This concern for others extends to our building a fence around our roofs so no one falls off. I would think this fence building also applies to our lives each day. We must consider the things of the world and their effect on our spiritual lives. We need to have fences to keep sin from encroaching on our spiritual being. What happens if we do not do this? We find our witness to the world being eroded and maybe more importantly we find ourselves participating in things that take us to a spiritual desert. This spiritual idea is carried through in D’Varim/Deut. 22:9-10 where we read of mixing things that are different, planting different seeds together, using two different animals yoked together and wearing a garment made of two different material. I think the spiritual point made here is that sin and holiness cannot be mixed. We must be aware of what we do each day, where we go, what we watch and what we listen to. Our spiritual boundaries must be in place to give us guidance through each day. Think of this when you are tempted to mix something into your life that may cause you spiritual harm. Romans 6:1-11, in the Messianic writings, carries this same idea. We are a holy people and as such have nothing in common with unholiness.
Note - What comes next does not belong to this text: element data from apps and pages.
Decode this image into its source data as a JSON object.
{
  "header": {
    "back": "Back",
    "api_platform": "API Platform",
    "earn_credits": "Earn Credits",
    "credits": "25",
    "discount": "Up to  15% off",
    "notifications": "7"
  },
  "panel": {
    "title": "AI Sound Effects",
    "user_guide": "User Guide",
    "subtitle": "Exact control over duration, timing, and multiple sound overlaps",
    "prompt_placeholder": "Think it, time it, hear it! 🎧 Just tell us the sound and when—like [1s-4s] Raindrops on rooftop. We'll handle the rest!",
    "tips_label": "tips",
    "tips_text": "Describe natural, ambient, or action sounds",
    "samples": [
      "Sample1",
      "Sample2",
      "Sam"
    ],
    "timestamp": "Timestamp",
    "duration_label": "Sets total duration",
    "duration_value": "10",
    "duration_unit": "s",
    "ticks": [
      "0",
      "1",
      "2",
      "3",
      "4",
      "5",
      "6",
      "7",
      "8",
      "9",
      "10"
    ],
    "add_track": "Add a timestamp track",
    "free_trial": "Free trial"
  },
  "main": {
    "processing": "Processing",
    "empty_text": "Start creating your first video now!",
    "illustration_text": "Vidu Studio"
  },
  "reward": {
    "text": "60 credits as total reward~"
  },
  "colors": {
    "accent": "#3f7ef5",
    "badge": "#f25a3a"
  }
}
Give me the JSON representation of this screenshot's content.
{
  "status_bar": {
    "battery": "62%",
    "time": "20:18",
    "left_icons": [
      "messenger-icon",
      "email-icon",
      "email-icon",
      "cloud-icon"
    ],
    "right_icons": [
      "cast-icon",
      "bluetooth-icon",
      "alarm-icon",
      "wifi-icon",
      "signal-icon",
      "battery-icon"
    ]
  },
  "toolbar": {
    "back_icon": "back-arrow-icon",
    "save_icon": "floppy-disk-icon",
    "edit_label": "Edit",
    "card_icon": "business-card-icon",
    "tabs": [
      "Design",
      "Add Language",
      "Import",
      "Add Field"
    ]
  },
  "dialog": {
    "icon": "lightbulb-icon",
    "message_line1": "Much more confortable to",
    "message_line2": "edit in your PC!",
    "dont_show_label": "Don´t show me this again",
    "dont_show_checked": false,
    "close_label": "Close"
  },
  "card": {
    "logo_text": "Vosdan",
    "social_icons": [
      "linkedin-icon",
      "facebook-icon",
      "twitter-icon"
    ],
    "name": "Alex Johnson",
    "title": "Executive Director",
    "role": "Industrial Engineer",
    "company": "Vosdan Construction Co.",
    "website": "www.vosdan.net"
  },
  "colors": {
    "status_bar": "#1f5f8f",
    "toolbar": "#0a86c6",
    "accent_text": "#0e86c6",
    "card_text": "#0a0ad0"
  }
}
Lastly, I would like to cover the question of the week. In D’Varim/Deut. 23:7 we read where Moshe spoke these words, “Do not hate the Egyptians because you were a stranger in their land.” Now consider for a moment what Moshe was saying. The Egyptians had used the people as slaves, had laid heavy burdens on their backs and had their baby boys thrown into the Nile River. Now Moshe says do not hate the Egyptians. I think of all the verses in this portion this is the most difficult for us to deal with. What is maybe even stranger is that the Israelites were also told to remember, never forget where they came from. Sh’mot/Exodus 12:14 and Sh’mot/Exodus 13:3.
To be free requires us to let go of the hate. If the people of Israel continued to hate the Egyptians they would continue in the chains of slavery. If we continue to hate someone we too will continue bound by the chains of the event that hurt us. To continue hating the Israelites would still be slaves, they would still spiritually and emotionally be in Egypt wearing the chains of slavery.
In our lives we have to live with the past, but not be enslaved by the past. If we look at this Torah portion we see many verses that tell us to not become what we were but to forgive and become different, to be a better person, a freer person than we were. We see Moshe giving strict guidelines on how to treat and relate to slaves. He told them to remember what it was like and not allow themselves to be like the Egyptians. They were told to give to the poor, not to overlook the needy, leave a portion of their field for food for others. We are to remember but not to preserve hate. We are to conquer it. As G-d’s people this speaks to each of us. All of us have suffered or will suffer hurt as we walk through life. It happens. We can’t allow it to conquer us. G-d loves us even though we were sinners. He forgave us so must we forgive those who harm us so we can be truly free.
Use these verses today to set limits on your life, to be about G-d’s work and not get stuck in the past.